Democrats and the Republicans):
It is perfectly obvious that
the interests of the American proletariat demand that all its forces
dissociate themselves from the capitalist parties without delay. It
must find in good time ways and suitable forms to prevent fascism
from winning over the wide mass of discontented working people. And
here it must be said that under American conditions the creation of a
mass party of the working people, a Workers'
and Farmers' Party, might
serve as such a suitable form. Such
a party would be a specific form of the mass People's Front in
America and should be put in
opposition to the parties of the trusts and the banks, and likewise
to growing fascism. Such a party, of course, will be neither
Communist. But it must be
an anti-fascist party and must
not be an anti-Communist
course, this was written at a moment when historical fascism was at
its zenith internationally. Today, without the imminent threat of
fascism, the prescription for a break with the Democrats is even more
is not simply a question of stopping fascism, but a question of
winning people away from it with a peoples' program.
who confuse the anti-fascist united front with capitulation to the
leadership of liberals or social democrats often see the problem of
united action as left-sectarianism.

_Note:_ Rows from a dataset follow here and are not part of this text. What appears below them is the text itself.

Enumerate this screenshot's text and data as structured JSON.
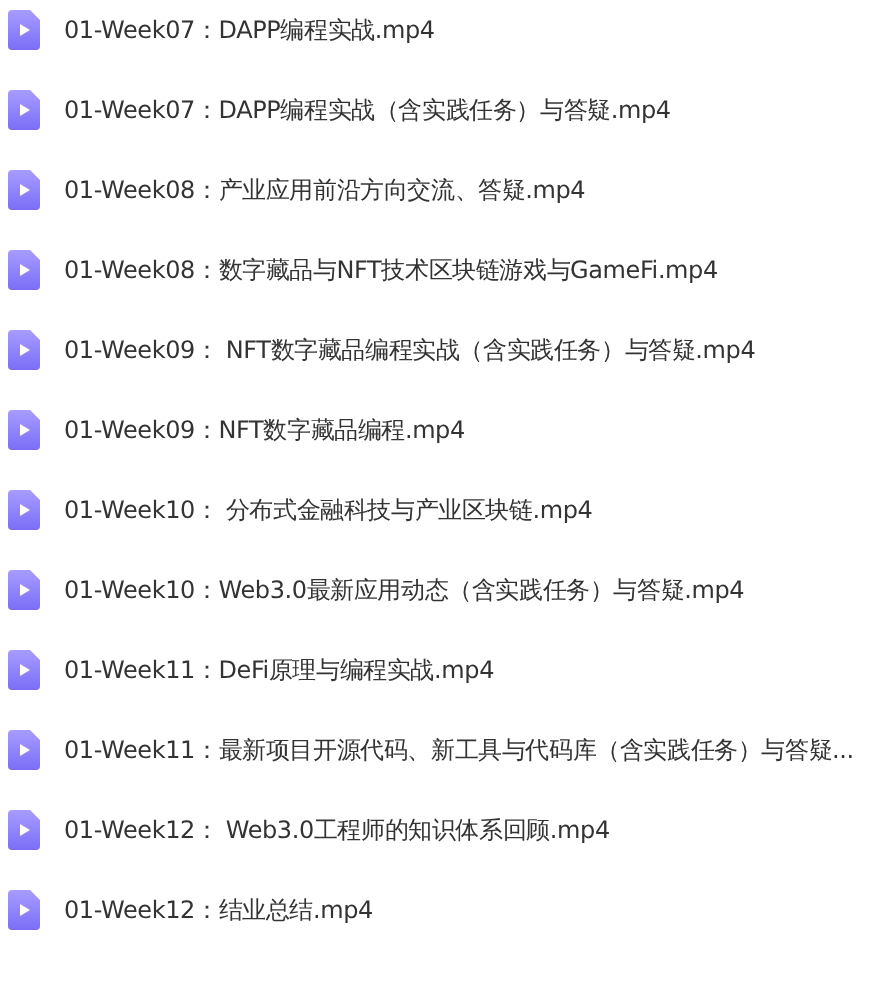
{
  "files": [
    {
      "name": "01-Week07：DAPP编程实战.mp4"
    },
    {
      "name": "01-Week07：DAPP编程实战（含实践任务）与答疑.mp4"
    },
    {
      "name": "01-Week08：产业应用前沿方向交流、答疑.mp4"
    },
    {
      "name": "01-Week08：数字藏品与NFT技术区块链游戏与GameFi.mp4"
    },
    {
      "name": "01-Week09： NFT数字藏品编程实战（含实践任务）与答疑.mp4"
    },
    {
      "name": "01-Week09：NFT数字藏品编程.mp4"
    },
    {
      "name": "01-Week10： 分布式金融科技与产业区块链.mp4"
    },
    {
      "name": "01-Week10：Web3.0最新应用动态（含实践任务）与答疑.mp4"
    },
    {
      "name": "01-Week11：DeFi原理与编程实战.mp4"
    },
    {
      "name": "01-Week11：最新项目开源代码、新工具与代码库（含实践任务）与答疑..."
    },
    {
      "name": "01-Week12： Web3.0工程师的知识体系回顾.mp4"
    },
    {
      "name": "01-Week12：结业总结.mp4"
    }
  ]
}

Certainly, sectarianism,
characterized by Dimitrov as finding “...expression
in overestimating the revolutionization of the masses, in
overestimating the speed at which they are abandoning the positions
of reformism, and in attempting to leap over difficult stages and the
complicated tasks of the movement...”
was then and remains a significant obstacle to building a Communist
Party or a third party. But Dimitrov gave equal attention to the
dangers of right opportunism:
...we must increase in every
way our vigilance toward Right opportunism and the struggle against
it and against every one of its concrete manifestations, bearing in
mind that the danger of Right opportunism will increase in proportion
as the broad united front develops. Already there are tendencies to
reduce the role of the Communist Party in the ranks of the united
front and to effect a reconciliation with Social-Democratic ideology.
Nor must we lose sight of the fact that the tactics of the united
front are a method of clearly convincing the Social-Democratic
workers of the correctness of the Communist policy and the
incorrectness of the reformist policy, and that they are not
a reconciliation with Social-Democratic ideology and practice.
A successful struggle to establish the united front imperatively
demands constant struggle in our ranks against tendencies to
depreciate the role of the
Party, against legalist
illusions, against reliance
on spontaneity and automatism,
both in liquidating fascism and in implementing the united front
against the slightest
vacillation at the moment of decisive action.
it is a mistake to surrender the revolutionary program to appease
tactical alliances or coalitions. Joint action is possible, maybe
essential at times, but without sacrificing the integrity and
revolutionary ideology to tactical partners. This is a nuance lost on
those rushing to uncritically embrace the electoral slates of the
Democratic Party and to hide the goal of socialism under a basket.
abandoning the struggle against capitalism, for socialism, should be
honest about their change of heart. They should not hide behind an
inflated threat or a misrepresented tactic.
fascism was a mortal, worldwide threat in the 1930s and 1940s.
Communists devised special tactics to broaden and deepen the fight
against it. They did so without illusions about the commitment of
other forces or without corrupting or compromising their principles.
They led and won that fight, except, unfortunately, in Spain.
similar threat may arise again when revolutionary forces present an
existential challenge to the conventional rule of the capitalist
it may not. That will depend, as Dimitrov points out, on the balance
of forces between revolutionaries and their adversaries.
those who imagine a world without capitalism should not be misled by
false prophets who pretend to find a road to socialism through the
Democratic Party. Those who aspire to socialism should not be seduced
by naysayers who insist that the struggle for socialism should be
postponed until all of the specters and ghouls of the right are